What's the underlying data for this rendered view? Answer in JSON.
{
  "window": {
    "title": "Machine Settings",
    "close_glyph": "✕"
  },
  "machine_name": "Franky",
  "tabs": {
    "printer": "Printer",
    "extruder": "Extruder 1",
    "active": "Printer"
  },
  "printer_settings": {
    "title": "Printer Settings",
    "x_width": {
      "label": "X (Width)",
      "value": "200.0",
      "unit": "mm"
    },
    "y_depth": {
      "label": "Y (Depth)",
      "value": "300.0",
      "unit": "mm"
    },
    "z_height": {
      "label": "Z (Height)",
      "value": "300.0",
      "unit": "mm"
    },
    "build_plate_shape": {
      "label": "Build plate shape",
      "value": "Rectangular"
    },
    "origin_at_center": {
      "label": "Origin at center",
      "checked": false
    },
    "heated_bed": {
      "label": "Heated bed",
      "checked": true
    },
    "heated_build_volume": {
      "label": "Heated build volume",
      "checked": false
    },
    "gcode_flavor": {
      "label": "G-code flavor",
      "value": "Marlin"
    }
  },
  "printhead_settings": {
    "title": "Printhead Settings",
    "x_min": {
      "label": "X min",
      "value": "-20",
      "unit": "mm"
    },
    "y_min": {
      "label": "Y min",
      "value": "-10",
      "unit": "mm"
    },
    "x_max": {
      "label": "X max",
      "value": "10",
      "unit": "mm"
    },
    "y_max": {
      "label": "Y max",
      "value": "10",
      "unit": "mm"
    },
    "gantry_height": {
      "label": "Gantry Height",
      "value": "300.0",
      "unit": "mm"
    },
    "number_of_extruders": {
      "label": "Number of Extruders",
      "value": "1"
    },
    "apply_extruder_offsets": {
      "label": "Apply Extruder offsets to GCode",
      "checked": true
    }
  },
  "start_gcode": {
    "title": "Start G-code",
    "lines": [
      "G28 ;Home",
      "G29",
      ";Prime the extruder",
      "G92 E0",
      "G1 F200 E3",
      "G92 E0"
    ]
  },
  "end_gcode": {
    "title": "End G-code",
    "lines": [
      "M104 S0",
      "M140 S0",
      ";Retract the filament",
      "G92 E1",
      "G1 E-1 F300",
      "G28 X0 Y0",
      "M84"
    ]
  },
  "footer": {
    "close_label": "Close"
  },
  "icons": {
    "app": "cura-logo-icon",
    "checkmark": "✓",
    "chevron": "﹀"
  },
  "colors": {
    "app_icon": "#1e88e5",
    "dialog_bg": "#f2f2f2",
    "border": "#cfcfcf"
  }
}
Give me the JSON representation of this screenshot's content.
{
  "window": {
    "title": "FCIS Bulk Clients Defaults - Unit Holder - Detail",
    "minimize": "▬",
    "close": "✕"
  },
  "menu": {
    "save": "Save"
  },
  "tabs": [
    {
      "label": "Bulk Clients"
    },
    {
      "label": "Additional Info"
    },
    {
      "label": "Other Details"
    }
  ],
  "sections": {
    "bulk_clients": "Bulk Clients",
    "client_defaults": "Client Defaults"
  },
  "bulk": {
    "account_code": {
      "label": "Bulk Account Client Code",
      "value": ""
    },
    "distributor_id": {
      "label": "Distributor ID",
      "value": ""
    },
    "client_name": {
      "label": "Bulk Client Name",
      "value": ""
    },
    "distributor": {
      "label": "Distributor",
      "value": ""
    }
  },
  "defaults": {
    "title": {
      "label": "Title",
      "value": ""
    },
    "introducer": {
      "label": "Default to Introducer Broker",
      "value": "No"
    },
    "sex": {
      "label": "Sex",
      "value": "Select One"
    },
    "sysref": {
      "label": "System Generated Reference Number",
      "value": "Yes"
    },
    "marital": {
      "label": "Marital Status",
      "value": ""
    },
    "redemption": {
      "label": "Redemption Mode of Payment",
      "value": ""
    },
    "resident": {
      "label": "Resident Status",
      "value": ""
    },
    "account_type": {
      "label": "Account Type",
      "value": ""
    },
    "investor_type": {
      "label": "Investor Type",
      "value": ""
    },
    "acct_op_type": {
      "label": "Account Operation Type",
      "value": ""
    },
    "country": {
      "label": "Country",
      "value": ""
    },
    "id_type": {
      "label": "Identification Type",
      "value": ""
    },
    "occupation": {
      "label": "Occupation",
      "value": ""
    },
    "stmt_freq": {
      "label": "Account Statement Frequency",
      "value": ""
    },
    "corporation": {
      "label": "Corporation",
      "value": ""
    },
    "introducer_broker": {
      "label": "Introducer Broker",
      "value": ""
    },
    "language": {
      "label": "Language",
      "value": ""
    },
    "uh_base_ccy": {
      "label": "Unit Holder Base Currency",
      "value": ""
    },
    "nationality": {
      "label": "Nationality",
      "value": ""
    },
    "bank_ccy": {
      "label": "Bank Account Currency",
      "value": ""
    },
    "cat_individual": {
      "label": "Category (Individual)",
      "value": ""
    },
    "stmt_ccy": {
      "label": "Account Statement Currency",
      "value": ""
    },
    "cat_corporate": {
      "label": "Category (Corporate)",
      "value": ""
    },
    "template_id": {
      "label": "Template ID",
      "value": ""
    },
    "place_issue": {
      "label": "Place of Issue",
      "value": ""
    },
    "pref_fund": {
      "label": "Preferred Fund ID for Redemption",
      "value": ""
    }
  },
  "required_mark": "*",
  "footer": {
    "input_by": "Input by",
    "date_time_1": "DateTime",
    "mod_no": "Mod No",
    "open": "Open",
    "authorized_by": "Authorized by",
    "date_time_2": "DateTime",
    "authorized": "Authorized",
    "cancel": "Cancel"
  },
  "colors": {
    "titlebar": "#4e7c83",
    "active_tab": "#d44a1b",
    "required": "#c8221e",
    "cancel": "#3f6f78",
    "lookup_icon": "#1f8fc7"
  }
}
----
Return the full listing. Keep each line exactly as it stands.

What's the underlying data for this rendered view? Answer in JSON.
{
  "window": {
    "title": "Machine Settings",
    "close_glyph": "✕"
  },
  "machine_name": "Franky",
  "tabs": {
    "printer": "Printer",
    "extruder": "Extruder 1",
    "active": "Printer"
  },
  "printer_settings": {
    "title": "Printer Settings",
    "x_width": {
      "label": "X (Width)",
      "value": "200.0",
      "unit": "mm"
    },
    "y_depth": {
      "label": "Y (Depth)",
      "value": "300.0",
      "unit": "mm"
    },
    "z_height": {
      "label": "Z (Height)",
      "value": "300.0",
      "unit": "mm"
    },
    "build_plate_shape": {
      "label": "Build plate shape",
      "value": "Rectangular"
    },
    "origin_at_center": {
      "label": "Origin at center",
      "checked": false
    },
    "heated_bed": {
      "label": "Heated bed",
      "checked": true
    },
    "heated_build_volume": {
      "label": "Heated build volume",
      "checked": false
    },
    "gcode_flavor": {
      "label": "G-code flavor",
      "value": "Marlin"
    }
  },
  "printhead_settings": {
    "title": "Printhead Settings",
    "x_min": {
      "label": "X min",
      "value": "-20",
      "unit": "mm"
    },
    "y_min": {
      "label": "Y min",
      "value": "-10",
      "unit": "mm"
    },
    "x_max": {
      "label": "X max",
      "value": "10",
      "unit": "mm"
    },
    "y_max": {
      "label": "Y max",
      "value": "10",
      "unit": "mm"
    },
    "gantry_height": {
      "label": "Gantry Height",
      "value": "300.0",
      "unit": "mm"
    },
    "number_of_extruders": {
      "label": "Number of Extruders",
      "value": "1"
    },
    "apply_extruder_offsets": {
      "label": "Apply Extruder offsets to GCode",
      "checked": true
    }
  },
  "start_gcode": {
    "title": "Start G-code",
    "lines": [
      "G28 ;Home",
      "G29",
      ";Prime the extruder",
      "G92 E0",
      "G1 F200 E3",
      "G92 E0"
    ]
  },
  "end_gcode": {
    "title": "End G-code",
    "lines": [
      "M104 S0",
      "M140 S0",
      ";Retract the filament",
      "G92 E1",
      "G1 E-1 F300",
      "G28 X0 Y0",
      "M84"
    ]
  },
  "footer": {
    "close_label": "Close"
  },
  "icons": {
    "app": "cura-logo-icon",
    "checkmark": "✓",
    "chevron": "﹀"
  },
  "colors": {
    "app_icon": "#1e88e5",
    "dialog_bg": "#f2f2f2",
    "border": "#cfcfcf"
  }
}
Give me the JSON representation of this screenshot's content.
{
  "window": {
    "title": "FCIS Bulk Clients Defaults - Unit Holder - Detail",
    "minimize": "▬",
    "close": "✕"
  },
  "menu": {
    "save": "Save"
  },
  "tabs": [
    {
      "label": "Bulk Clients"
    },
    {
      "label": "Additional Info"
    },
    {
      "label": "Other Details"
    }
  ],
  "sections": {
    "bulk_clients": "Bulk Clients",
    "client_defaults": "Client Defaults"
  },
  "bulk": {
    "account_code": {
      "label": "Bulk Account Client Code",
      "value": ""
    },
    "distributor_id": {
      "label": "Distributor ID",
      "value": ""
    },
    "client_name": {
      "label": "Bulk Client Name",
      "value": ""
    },
    "distributor": {
      "label": "Distributor",
      "value": ""
    }
  },
  "defaults": {
    "title": {
      "label": "Title",
      "value": ""
    },
    "introducer": {
      "label": "Default to Introducer Broker",
      "value": "No"
    },
    "sex": {
      "label": "Sex",
      "value": "Select One"
    },
    "sysref": {
      "label": "System Generated Reference Number",
      "value": "Yes"
    },
    "marital": {
      "label": "Marital Status",
      "value": ""
    },
    "redemption": {
      "label": "Redemption Mode of Payment",
      "value": ""
    },
    "resident": {
      "label": "Resident Status",
      "value": ""
    },
    "account_type": {
      "label": "Account Type",
      "value": ""
    },
    "investor_type": {
      "label": "Investor Type",
      "value": ""
    },
    "acct_op_type": {
      "label": "Account Operation Type",
      "value": ""
    },
    "country": {
      "label": "Country",
      "value": ""
    },
    "id_type": {
      "label": "Identification Type",
      "value": ""
    },
    "occupation": {
      "label": "Occupation",
      "value": ""
    },
    "stmt_freq": {
      "label": "Account Statement Frequency",
      "value": ""
    },
    "corporation": {
      "label": "Corporation",
      "value": ""
    },
    "introducer_broker": {
      "label": "Introducer Broker",
      "value": ""
    },
    "language": {
      "label": "Language",
      "value": ""
    },
    "uh_base_ccy": {
      "label": "Unit Holder Base Currency",
      "value": ""
    },
    "nationality": {
      "label": "Nationality",
      "value": ""
    },
    "bank_ccy": {
      "label": "Bank Account Currency",
      "value": ""
    },
    "cat_individual": {
      "label": "Category (Individual)",
      "value": ""
    },
    "stmt_ccy": {
      "label": "Account Statement Currency",
      "value": ""
    },
    "cat_corporate": {
      "label": "Category (Corporate)",
      "value": ""
    },
    "template_id": {
      "label": "Template ID",
      "value": ""
    },
    "place_issue": {
      "label": "Place of Issue",
      "value": ""
    },
    "pref_fund": {
      "label": "Preferred Fund ID for Redemption",
      "value": ""
    }
  },
  "required_mark": "*",
  "footer": {
    "input_by": "Input by",
    "date_time_1": "DateTime",
    "mod_no": "Mod No",
    "open": "Open",
    "authorized_by": "Authorized by",
    "date_time_2": "DateTime",
    "authorized": "Authorized",
    "cancel": "Cancel"
  },
  "colors": {
    "titlebar": "#4e7c83",
    "active_tab": "#d44a1b",
    "required": "#c8221e",
    "cancel": "#3f6f78",
    "lookup_icon": "#1f8fc7"
  }
}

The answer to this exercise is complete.